* [Exercise prompt]: From the first line to the last, set down the data exactly as given.

--------------------------------

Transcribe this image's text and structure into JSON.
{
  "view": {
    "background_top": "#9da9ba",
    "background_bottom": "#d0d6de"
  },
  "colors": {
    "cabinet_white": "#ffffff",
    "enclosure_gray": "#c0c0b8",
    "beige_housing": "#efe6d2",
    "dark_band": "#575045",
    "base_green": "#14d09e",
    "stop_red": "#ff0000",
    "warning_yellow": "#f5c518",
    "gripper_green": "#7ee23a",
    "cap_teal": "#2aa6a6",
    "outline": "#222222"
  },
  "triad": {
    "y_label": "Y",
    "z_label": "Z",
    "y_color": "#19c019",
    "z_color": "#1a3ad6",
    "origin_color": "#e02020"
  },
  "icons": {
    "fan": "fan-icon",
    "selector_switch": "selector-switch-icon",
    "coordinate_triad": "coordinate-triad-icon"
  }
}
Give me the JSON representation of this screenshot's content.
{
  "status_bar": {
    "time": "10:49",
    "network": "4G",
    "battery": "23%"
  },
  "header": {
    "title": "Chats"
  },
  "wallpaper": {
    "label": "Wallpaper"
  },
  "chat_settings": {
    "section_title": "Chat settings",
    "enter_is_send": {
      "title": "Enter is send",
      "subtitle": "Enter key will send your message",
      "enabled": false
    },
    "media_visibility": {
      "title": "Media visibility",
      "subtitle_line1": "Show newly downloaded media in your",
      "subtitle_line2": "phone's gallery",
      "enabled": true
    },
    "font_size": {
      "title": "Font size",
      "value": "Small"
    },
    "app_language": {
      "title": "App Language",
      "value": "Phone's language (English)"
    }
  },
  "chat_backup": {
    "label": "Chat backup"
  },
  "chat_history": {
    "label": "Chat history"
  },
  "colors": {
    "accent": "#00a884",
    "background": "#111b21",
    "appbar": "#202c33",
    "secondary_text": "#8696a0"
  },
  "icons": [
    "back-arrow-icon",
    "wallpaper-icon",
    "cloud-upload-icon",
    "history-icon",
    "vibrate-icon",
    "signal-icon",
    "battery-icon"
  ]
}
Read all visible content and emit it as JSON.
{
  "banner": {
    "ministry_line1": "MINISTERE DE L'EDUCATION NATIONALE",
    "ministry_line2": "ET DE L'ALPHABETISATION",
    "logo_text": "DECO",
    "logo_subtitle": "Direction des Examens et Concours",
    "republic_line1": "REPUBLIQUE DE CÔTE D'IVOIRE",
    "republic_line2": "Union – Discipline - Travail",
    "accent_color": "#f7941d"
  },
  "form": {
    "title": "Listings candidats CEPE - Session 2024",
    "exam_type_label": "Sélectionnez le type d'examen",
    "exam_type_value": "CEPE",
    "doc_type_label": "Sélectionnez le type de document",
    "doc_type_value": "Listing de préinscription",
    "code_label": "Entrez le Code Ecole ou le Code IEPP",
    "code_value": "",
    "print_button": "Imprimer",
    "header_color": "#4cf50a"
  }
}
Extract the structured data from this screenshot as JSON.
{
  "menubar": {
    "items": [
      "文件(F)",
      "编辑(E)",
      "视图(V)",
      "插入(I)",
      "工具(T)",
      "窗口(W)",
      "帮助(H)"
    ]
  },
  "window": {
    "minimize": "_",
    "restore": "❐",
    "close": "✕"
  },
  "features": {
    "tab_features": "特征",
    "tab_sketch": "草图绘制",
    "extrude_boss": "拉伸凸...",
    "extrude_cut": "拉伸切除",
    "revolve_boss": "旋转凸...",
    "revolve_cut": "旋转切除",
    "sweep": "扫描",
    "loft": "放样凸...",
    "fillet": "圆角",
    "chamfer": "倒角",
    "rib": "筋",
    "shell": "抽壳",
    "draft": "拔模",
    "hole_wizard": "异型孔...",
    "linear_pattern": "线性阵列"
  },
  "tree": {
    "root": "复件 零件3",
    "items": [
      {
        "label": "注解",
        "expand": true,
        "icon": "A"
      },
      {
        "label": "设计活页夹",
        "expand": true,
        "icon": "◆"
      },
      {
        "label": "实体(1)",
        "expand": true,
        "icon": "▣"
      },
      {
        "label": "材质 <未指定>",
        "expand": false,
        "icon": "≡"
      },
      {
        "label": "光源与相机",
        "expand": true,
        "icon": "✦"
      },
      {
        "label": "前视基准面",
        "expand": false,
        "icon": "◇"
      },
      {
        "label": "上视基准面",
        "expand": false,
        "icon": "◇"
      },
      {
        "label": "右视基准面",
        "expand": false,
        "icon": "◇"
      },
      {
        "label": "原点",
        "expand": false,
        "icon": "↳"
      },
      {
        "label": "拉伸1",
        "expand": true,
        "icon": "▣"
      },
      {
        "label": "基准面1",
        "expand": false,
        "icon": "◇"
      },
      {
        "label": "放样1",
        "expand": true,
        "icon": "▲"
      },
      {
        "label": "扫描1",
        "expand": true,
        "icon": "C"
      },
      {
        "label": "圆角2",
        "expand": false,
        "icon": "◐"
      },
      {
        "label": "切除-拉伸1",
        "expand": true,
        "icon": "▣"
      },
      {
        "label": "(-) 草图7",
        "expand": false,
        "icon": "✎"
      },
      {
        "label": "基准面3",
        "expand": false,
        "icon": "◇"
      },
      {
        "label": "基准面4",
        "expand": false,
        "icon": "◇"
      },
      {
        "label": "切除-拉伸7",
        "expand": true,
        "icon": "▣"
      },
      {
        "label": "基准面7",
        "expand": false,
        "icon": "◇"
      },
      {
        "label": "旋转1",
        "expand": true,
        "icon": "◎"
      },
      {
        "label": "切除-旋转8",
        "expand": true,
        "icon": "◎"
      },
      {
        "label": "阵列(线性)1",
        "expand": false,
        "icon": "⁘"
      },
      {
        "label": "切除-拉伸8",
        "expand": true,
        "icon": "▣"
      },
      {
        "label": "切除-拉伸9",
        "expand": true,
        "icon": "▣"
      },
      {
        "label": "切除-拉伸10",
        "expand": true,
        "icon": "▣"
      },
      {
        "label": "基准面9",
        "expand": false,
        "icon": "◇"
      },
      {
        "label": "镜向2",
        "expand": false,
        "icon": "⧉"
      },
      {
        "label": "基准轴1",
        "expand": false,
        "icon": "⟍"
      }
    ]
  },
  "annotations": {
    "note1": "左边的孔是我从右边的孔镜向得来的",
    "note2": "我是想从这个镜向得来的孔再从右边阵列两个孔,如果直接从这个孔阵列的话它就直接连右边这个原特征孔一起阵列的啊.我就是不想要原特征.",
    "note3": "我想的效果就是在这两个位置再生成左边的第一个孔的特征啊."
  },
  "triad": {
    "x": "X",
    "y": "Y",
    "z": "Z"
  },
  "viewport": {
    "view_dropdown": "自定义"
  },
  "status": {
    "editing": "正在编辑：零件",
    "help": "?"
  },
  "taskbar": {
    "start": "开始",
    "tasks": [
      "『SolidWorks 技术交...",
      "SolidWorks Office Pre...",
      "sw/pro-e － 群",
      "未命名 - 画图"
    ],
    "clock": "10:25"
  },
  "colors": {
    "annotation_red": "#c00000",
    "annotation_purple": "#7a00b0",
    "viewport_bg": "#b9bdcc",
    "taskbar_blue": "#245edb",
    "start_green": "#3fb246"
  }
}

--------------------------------

* [Exercise result]:
Transcribe this image's text and structure into JSON.
{
  "view": {
    "background_top": "#9da9ba",
    "background_bottom": "#d0d6de"
  },
  "colors": {
    "cabinet_white": "#ffffff",
    "enclosure_gray": "#c0c0b8",
    "beige_housing": "#efe6d2",
    "dark_band": "#575045",
    "base_green": "#14d09e",
    "stop_red": "#ff0000",
    "warning_yellow": "#f5c518",
    "gripper_green": "#7ee23a",
    "cap_teal": "#2aa6a6",
    "outline": "#222222"
  },
  "triad": {
    "y_label": "Y",
    "z_label": "Z",
    "y_color": "#19c019",
    "z_color": "#1a3ad6",
    "origin_color": "#e02020"
  },
  "icons": {
    "fan": "fan-icon",
    "selector_switch": "selector-switch-icon",
    "coordinate_triad": "coordinate-triad-icon"
  }
}
Give me the JSON representation of this screenshot's content.
{
  "status_bar": {
    "time": "10:49",
    "network": "4G",
    "battery": "23%"
  },
  "header": {
    "title": "Chats"
  },
  "wallpaper": {
    "label": "Wallpaper"
  },
  "chat_settings": {
    "section_title": "Chat settings",
    "enter_is_send": {
      "title": "Enter is send",
      "subtitle": "Enter key will send your message",
      "enabled": false
    },
    "media_visibility": {
      "title": "Media visibility",
      "subtitle_line1": "Show newly downloaded media in your",
      "subtitle_line2": "phone's gallery",
      "enabled": true
    },
    "font_size": {
      "title": "Font size",
      "value": "Small"
    },
    "app_language": {
      "title": "App Language",
      "value": "Phone's language (English)"
    }
  },
  "chat_backup": {
    "label": "Chat backup"
  },
  "chat_history": {
    "label": "Chat history"
  },
  "colors": {
    "accent": "#00a884",
    "background": "#111b21",
    "appbar": "#202c33",
    "secondary_text": "#8696a0"
  },
  "icons": [
    "back-arrow-icon",
    "wallpaper-icon",
    "cloud-upload-icon",
    "history-icon",
    "vibrate-icon",
    "signal-icon",
    "battery-icon"
  ]
}
Read all visible content and emit it as JSON.
{
  "banner": {
    "ministry_line1": "MINISTERE DE L'EDUCATION NATIONALE",
    "ministry_line2": "ET DE L'ALPHABETISATION",
    "logo_text": "DECO",
    "logo_subtitle": "Direction des Examens et Concours",
    "republic_line1": "REPUBLIQUE DE CÔTE D'IVOIRE",
    "republic_line2": "Union – Discipline - Travail",
    "accent_color": "#f7941d"
  },
  "form": {
    "title": "Listings candidats CEPE - Session 2024",
    "exam_type_label": "Sélectionnez le type d'examen",
    "exam_type_value": "CEPE",
    "doc_type_label": "Sélectionnez le type de document",
    "doc_type_value": "Listing de préinscription",
    "code_label": "Entrez le Code Ecole ou le Code IEPP",
    "code_value": "",
    "print_button": "Imprimer",
    "header_color": "#4cf50a"
  }
}
Extract the structured data from this screenshot as JSON.
{
  "menubar": {
    "items": [
      "文件(F)",
      "编辑(E)",
      "视图(V)",
      "插入(I)",
      "工具(T)",
      "窗口(W)",
      "帮助(H)"
    ]
  },
  "window": {
    "minimize": "_",
    "restore": "❐",
    "close": "✕"
  },
  "features": {
    "tab_features": "特征",
    "tab_sketch": "草图绘制",
    "extrude_boss": "拉伸凸...",
    "extrude_cut": "拉伸切除",
    "revolve_boss": "旋转凸...",
    "revolve_cut": "旋转切除",
    "sweep": "扫描",
    "loft": "放样凸...",
    "fillet": "圆角",
    "chamfer": "倒角",
    "rib": "筋",
    "shell": "抽壳",
    "draft": "拔模",
    "hole_wizard": "异型孔...",
    "linear_pattern": "线性阵列"
  },
  "tree": {
    "root": "复件 零件3",
    "items": [
      {
        "label": "注解",
        "expand": true,
        "icon": "A"
      },
      {
        "label": "设计活页夹",
        "expand": true,
        "icon": "◆"
      },
      {
        "label": "实体(1)",
        "expand": true,
        "icon": "▣"
      },
      {
        "label": "材质 <未指定>",
        "expand": false,
        "icon": "≡"
      },
      {
        "label": "光源与相机",
        "expand": true,
        "icon": "✦"
      },
      {
        "label": "前视基准面",
        "expand": false,
        "icon": "◇"
      },
      {
        "label": "上视基准面",
        "expand": false,
        "icon": "◇"
      },
      {
        "label": "右视基准面",
        "expand": false,
        "icon": "◇"
      },
      {
        "label": "原点",
        "expand": false,
        "icon": "↳"
      },
      {
        "label": "拉伸1",
        "expand": true,
        "icon": "▣"
      },
      {
        "label": "基准面1",
        "expand": false,
        "icon": "◇"
      },
      {
        "label": "放样1",
        "expand": true,
        "icon": "▲"
      },
      {
        "label": "扫描1",
        "expand": true,
        "icon": "C"
      },
      {
        "label": "圆角2",
        "expand": false,
        "icon": "◐"
      },
      {
        "label": "切除-拉伸1",
        "expand": true,
        "icon": "▣"
      },
      {
        "label": "(-) 草图7",
        "expand": false,
        "icon": "✎"
      },
      {
        "label": "基准面3",
        "expand": false,
        "icon": "◇"
      },
      {
        "label": "基准面4",
        "expand": false,
        "icon": "◇"
      },
      {
        "label": "切除-拉伸7",
        "expand": true,
        "icon": "▣"
      },
      {
        "label": "基准面7",
        "expand": false,
        "icon": "◇"
      },
      {
        "label": "旋转1",
        "expand": true,
        "icon": "◎"
      },
      {
        "label": "切除-旋转8",
        "expand": true,
        "icon": "◎"
      },
      {
        "label": "阵列(线性)1",
        "expand": false,
        "icon": "⁘"
      },
      {
        "label": "切除-拉伸8",
        "expand": true,
        "icon": "▣"
      },
      {
        "label": "切除-拉伸9",
        "expand": true,
        "icon": "▣"
      },
      {
        "label": "切除-拉伸10",
        "expand": true,
        "icon": "▣"
      },
      {
        "label": "基准面9",
        "expand": false,
        "icon": "◇"
      },
      {
        "label": "镜向2",
        "expand": false,
        "icon": "⧉"
      },
      {
        "label": "基准轴1",
        "expand": false,
        "icon": "⟍"
      }
    ]
  },
  "annotations": {
    "note1": "左边的孔是我从右边的孔镜向得来的",
    "note2": "我是想从这个镜向得来的孔再从右边阵列两个孔,如果直接从这个孔阵列的话它就直接连右边这个原特征孔一起阵列的啊.我就是不想要原特征.",
    "note3": "我想的效果就是在这两个位置再生成左边的第一个孔的特征啊."
  },
  "triad": {
    "x": "X",
    "y": "Y",
    "z": "Z"
  },
  "viewport": {
    "view_dropdown": "自定义"
  },
  "status": {
    "editing": "正在编辑：零件",
    "help": "?"
  },
  "taskbar": {
    "start": "开始",
    "tasks": [
      "『SolidWorks 技术交...",
      "SolidWorks Office Pre...",
      "sw/pro-e － 群",
      "未命名 - 画图"
    ],
    "clock": "10:25"
  },
  "colors": {
    "annotation_red": "#c00000",
    "annotation_purple": "#7a00b0",
    "viewport_bg": "#b9bdcc",
    "taskbar_blue": "#245edb",
    "start_green": "#3fb246"
  }
}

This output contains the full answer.